• _EXERCISE DIRECTIONS_
Your answer should be the entire listing, printed exactly.
Start of EXERCISE MATERIAL
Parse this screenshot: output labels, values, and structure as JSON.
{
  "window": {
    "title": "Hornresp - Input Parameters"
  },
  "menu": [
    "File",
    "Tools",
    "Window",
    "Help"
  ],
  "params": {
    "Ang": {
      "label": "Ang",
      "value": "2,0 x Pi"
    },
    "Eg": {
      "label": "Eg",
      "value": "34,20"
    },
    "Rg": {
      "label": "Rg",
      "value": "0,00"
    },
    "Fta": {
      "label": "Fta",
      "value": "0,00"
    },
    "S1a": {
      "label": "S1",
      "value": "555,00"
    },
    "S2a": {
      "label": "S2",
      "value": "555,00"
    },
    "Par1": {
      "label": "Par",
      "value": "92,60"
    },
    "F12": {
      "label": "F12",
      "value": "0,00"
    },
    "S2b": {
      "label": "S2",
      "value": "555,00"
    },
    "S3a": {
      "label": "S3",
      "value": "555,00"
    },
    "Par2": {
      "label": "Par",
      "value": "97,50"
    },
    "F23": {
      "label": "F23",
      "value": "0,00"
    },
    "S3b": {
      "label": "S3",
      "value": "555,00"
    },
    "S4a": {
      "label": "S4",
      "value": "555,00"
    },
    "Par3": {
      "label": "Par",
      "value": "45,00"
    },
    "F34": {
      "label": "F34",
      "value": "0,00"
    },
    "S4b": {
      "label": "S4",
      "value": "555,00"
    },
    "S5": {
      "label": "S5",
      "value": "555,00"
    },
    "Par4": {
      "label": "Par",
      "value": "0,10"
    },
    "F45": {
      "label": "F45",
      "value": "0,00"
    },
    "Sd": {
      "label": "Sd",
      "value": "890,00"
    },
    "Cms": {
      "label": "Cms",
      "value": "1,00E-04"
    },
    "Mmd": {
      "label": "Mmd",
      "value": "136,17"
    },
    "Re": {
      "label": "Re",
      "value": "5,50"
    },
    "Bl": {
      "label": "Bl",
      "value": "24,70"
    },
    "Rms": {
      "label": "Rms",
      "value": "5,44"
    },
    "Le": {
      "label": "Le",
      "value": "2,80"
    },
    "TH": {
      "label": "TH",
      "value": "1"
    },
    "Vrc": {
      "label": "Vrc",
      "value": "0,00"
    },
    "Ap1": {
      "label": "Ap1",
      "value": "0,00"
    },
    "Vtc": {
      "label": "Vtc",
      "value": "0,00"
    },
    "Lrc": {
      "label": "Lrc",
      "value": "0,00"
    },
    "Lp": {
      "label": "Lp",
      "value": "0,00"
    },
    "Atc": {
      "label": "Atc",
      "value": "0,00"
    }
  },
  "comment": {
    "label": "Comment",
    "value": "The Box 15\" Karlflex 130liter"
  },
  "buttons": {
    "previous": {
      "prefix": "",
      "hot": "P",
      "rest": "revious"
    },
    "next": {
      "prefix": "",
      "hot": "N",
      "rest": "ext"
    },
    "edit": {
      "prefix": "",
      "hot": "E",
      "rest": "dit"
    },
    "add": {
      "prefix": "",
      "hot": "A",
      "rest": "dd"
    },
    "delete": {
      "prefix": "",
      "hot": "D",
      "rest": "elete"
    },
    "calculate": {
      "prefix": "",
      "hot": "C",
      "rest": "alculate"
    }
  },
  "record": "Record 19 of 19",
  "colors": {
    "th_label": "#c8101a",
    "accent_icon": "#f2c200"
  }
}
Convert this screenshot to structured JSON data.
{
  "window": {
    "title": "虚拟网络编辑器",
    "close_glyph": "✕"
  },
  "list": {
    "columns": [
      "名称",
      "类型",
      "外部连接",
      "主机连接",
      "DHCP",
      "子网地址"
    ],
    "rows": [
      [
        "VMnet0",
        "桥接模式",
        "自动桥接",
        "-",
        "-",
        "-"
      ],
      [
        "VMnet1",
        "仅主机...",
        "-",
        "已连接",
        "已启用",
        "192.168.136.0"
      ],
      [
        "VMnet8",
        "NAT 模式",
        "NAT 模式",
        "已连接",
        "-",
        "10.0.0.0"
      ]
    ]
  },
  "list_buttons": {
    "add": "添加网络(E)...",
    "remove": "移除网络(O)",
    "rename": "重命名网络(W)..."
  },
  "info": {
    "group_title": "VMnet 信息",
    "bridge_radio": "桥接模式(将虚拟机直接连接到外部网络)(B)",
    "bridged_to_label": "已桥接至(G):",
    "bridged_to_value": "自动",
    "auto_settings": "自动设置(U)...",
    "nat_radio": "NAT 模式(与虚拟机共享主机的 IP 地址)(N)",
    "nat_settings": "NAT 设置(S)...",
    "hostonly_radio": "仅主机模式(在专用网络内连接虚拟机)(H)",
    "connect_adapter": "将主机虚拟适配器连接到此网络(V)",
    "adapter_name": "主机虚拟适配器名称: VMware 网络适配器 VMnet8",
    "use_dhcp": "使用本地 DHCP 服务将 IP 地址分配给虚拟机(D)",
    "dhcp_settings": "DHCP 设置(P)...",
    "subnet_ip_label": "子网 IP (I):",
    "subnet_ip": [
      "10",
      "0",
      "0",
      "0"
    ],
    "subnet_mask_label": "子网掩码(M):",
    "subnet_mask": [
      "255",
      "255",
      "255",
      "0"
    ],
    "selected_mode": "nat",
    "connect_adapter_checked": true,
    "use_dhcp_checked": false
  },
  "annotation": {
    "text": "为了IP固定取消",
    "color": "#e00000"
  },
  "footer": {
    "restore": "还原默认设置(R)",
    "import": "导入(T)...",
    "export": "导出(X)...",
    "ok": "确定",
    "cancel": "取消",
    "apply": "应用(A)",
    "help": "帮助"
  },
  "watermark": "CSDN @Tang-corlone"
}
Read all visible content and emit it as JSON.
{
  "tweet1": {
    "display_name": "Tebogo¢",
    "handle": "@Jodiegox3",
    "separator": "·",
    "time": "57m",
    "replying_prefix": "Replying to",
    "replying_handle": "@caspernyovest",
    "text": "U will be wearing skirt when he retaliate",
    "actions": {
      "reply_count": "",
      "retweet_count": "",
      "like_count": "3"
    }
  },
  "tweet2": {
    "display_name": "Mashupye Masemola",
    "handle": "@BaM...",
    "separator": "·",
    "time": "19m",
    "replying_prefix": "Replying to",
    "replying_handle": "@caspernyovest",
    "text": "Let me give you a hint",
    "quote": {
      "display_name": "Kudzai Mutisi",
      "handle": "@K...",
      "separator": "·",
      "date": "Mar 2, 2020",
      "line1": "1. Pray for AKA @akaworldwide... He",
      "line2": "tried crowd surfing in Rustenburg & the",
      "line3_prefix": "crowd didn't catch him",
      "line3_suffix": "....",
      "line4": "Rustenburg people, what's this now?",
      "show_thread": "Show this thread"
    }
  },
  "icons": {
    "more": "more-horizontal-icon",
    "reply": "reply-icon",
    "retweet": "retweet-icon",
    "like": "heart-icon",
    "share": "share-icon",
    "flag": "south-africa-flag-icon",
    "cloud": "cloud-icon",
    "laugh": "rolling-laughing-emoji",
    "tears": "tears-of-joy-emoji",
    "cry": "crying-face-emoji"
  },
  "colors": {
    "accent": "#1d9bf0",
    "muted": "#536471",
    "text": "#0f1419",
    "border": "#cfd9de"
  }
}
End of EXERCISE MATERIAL
• _EXPECTED ANSWER_
Parse this screenshot: output labels, values, and structure as JSON.
{
  "window": {
    "title": "Hornresp - Input Parameters"
  },
  "menu": [
    "File",
    "Tools",
    "Window",
    "Help"
  ],
  "params": {
    "Ang": {
      "label": "Ang",
      "value": "2,0 x Pi"
    },
    "Eg": {
      "label": "Eg",
      "value": "34,20"
    },
    "Rg": {
      "label": "Rg",
      "value": "0,00"
    },
    "Fta": {
      "label": "Fta",
      "value": "0,00"
    },
    "S1a": {
      "label": "S1",
      "value": "555,00"
    },
    "S2a": {
      "label": "S2",
      "value": "555,00"
    },
    "Par1": {
      "label": "Par",
      "value": "92,60"
    },
    "F12": {
      "label": "F12",
      "value": "0,00"
    },
    "S2b": {
      "label": "S2",
      "value": "555,00"
    },
    "S3a": {
      "label": "S3",
      "value": "555,00"
    },
    "Par2": {
      "label": "Par",
      "value": "97,50"
    },
    "F23": {
      "label": "F23",
      "value": "0,00"
    },
    "S3b": {
      "label": "S3",
      "value": "555,00"
    },
    "S4a": {
      "label": "S4",
      "value": "555,00"
    },
    "Par3": {
      "label": "Par",
      "value": "45,00"
    },
    "F34": {
      "label": "F34",
      "value": "0,00"
    },
    "S4b": {
      "label": "S4",
      "value": "555,00"
    },
    "S5": {
      "label": "S5",
      "value": "555,00"
    },
    "Par4": {
      "label": "Par",
      "value": "0,10"
    },
    "F45": {
      "label": "F45",
      "value": "0,00"
    },
    "Sd": {
      "label": "Sd",
      "value": "890,00"
    },
    "Cms": {
      "label": "Cms",
      "value": "1,00E-04"
    },
    "Mmd": {
      "label": "Mmd",
      "value": "136,17"
    },
    "Re": {
      "label": "Re",
      "value": "5,50"
    },
    "Bl": {
      "label": "Bl",
      "value": "24,70"
    },
    "Rms": {
      "label": "Rms",
      "value": "5,44"
    },
    "Le": {
      "label": "Le",
      "value": "2,80"
    },
    "TH": {
      "label": "TH",
      "value": "1"
    },
    "Vrc": {
      "label": "Vrc",
      "value": "0,00"
    },
    "Ap1": {
      "label": "Ap1",
      "value": "0,00"
    },
    "Vtc": {
      "label": "Vtc",
      "value": "0,00"
    },
    "Lrc": {
      "label": "Lrc",
      "value": "0,00"
    },
    "Lp": {
      "label": "Lp",
      "value": "0,00"
    },
    "Atc": {
      "label": "Atc",
      "value": "0,00"
    }
  },
  "comment": {
    "label": "Comment",
    "value": "The Box 15\" Karlflex 130liter"
  },
  "buttons": {
    "previous": {
      "prefix": "",
      "hot": "P",
      "rest": "revious"
    },
    "next": {
      "prefix": "",
      "hot": "N",
      "rest": "ext"
    },
    "edit": {
      "prefix": "",
      "hot": "E",
      "rest": "dit"
    },
    "add": {
      "prefix": "",
      "hot": "A",
      "rest": "dd"
    },
    "delete": {
      "prefix": "",
      "hot": "D",
      "rest": "elete"
    },
    "calculate": {
      "prefix": "",
      "hot": "C",
      "rest": "alculate"
    }
  },
  "record": "Record 19 of 19",
  "colors": {
    "th_label": "#c8101a",
    "accent_icon": "#f2c200"
  }
}
Convert this screenshot to structured JSON data.
{
  "window": {
    "title": "虚拟网络编辑器",
    "close_glyph": "✕"
  },
  "list": {
    "columns": [
      "名称",
      "类型",
      "外部连接",
      "主机连接",
      "DHCP",
      "子网地址"
    ],
    "rows": [
      [
        "VMnet0",
        "桥接模式",
        "自动桥接",
        "-",
        "-",
        "-"
      ],
      [
        "VMnet1",
        "仅主机...",
        "-",
        "已连接",
        "已启用",
        "192.168.136.0"
      ],
      [
        "VMnet8",
        "NAT 模式",
        "NAT 模式",
        "已连接",
        "-",
        "10.0.0.0"
      ]
    ]
  },
  "list_buttons": {
    "add": "添加网络(E)...",
    "remove": "移除网络(O)",
    "rename": "重命名网络(W)..."
  },
  "info": {
    "group_title": "VMnet 信息",
    "bridge_radio": "桥接模式(将虚拟机直接连接到外部网络)(B)",
    "bridged_to_label": "已桥接至(G):",
    "bridged_to_value": "自动",
    "auto_settings": "自动设置(U)...",
    "nat_radio": "NAT 模式(与虚拟机共享主机的 IP 地址)(N)",
    "nat_settings": "NAT 设置(S)...",
    "hostonly_radio": "仅主机模式(在专用网络内连接虚拟机)(H)",
    "connect_adapter": "将主机虚拟适配器连接到此网络(V)",
    "adapter_name": "主机虚拟适配器名称: VMware 网络适配器 VMnet8",
    "use_dhcp": "使用本地 DHCP 服务将 IP 地址分配给虚拟机(D)",
    "dhcp_settings": "DHCP 设置(P)...",
    "subnet_ip_label": "子网 IP (I):",
    "subnet_ip": [
      "10",
      "0",
      "0",
      "0"
    ],
    "subnet_mask_label": "子网掩码(M):",
    "subnet_mask": [
      "255",
      "255",
      "255",
      "0"
    ],
    "selected_mode": "nat",
    "connect_adapter_checked": true,
    "use_dhcp_checked": false
  },
  "annotation": {
    "text": "为了IP固定取消",
    "color": "#e00000"
  },
  "footer": {
    "restore": "还原默认设置(R)",
    "import": "导入(T)...",
    "export": "导出(X)...",
    "ok": "确定",
    "cancel": "取消",
    "apply": "应用(A)",
    "help": "帮助"
  },
  "watermark": "CSDN @Tang-corlone"
}
Read all visible content and emit it as JSON.
{
  "tweet1": {
    "display_name": "Tebogo¢",
    "handle": "@Jodiegox3",
    "separator": "·",
    "time": "57m",
    "replying_prefix": "Replying to",
    "replying_handle": "@caspernyovest",
    "text": "U will be wearing skirt when he retaliate",
    "actions": {
      "reply_count": "",
      "retweet_count": "",
      "like_count": "3"
    }
  },
  "tweet2": {
    "display_name": "Mashupye Masemola",
    "handle": "@BaM...",
    "separator": "·",
    "time": "19m",
    "replying_prefix": "Replying to",
    "replying_handle": "@caspernyovest",
    "text": "Let me give you a hint",
    "quote": {
      "display_name": "Kudzai Mutisi",
      "handle": "@K...",
      "separator": "·",
      "date": "Mar 2, 2020",
      "line1": "1. Pray for AKA @akaworldwide... He",
      "line2": "tried crowd surfing in Rustenburg & the",
      "line3_prefix": "crowd didn't catch him",
      "line3_suffix": "....",
      "line4": "Rustenburg people, what's this now?",
      "show_thread": "Show this thread"
    }
  },
  "icons": {
    "more": "more-horizontal-icon",
    "reply": "reply-icon",
    "retweet": "retweet-icon",
    "like": "heart-icon",
    "share": "share-icon",
    "flag": "south-africa-flag-icon",
    "cloud": "cloud-icon",
    "laugh": "rolling-laughing-emoji",
    "tears": "tears-of-joy-emoji",
    "cry": "crying-face-emoji"
  },
  "colors": {
    "accent": "#1d9bf0",
    "muted": "#536471",
    "text": "#0f1419",
    "border": "#cfd9de"
  }
}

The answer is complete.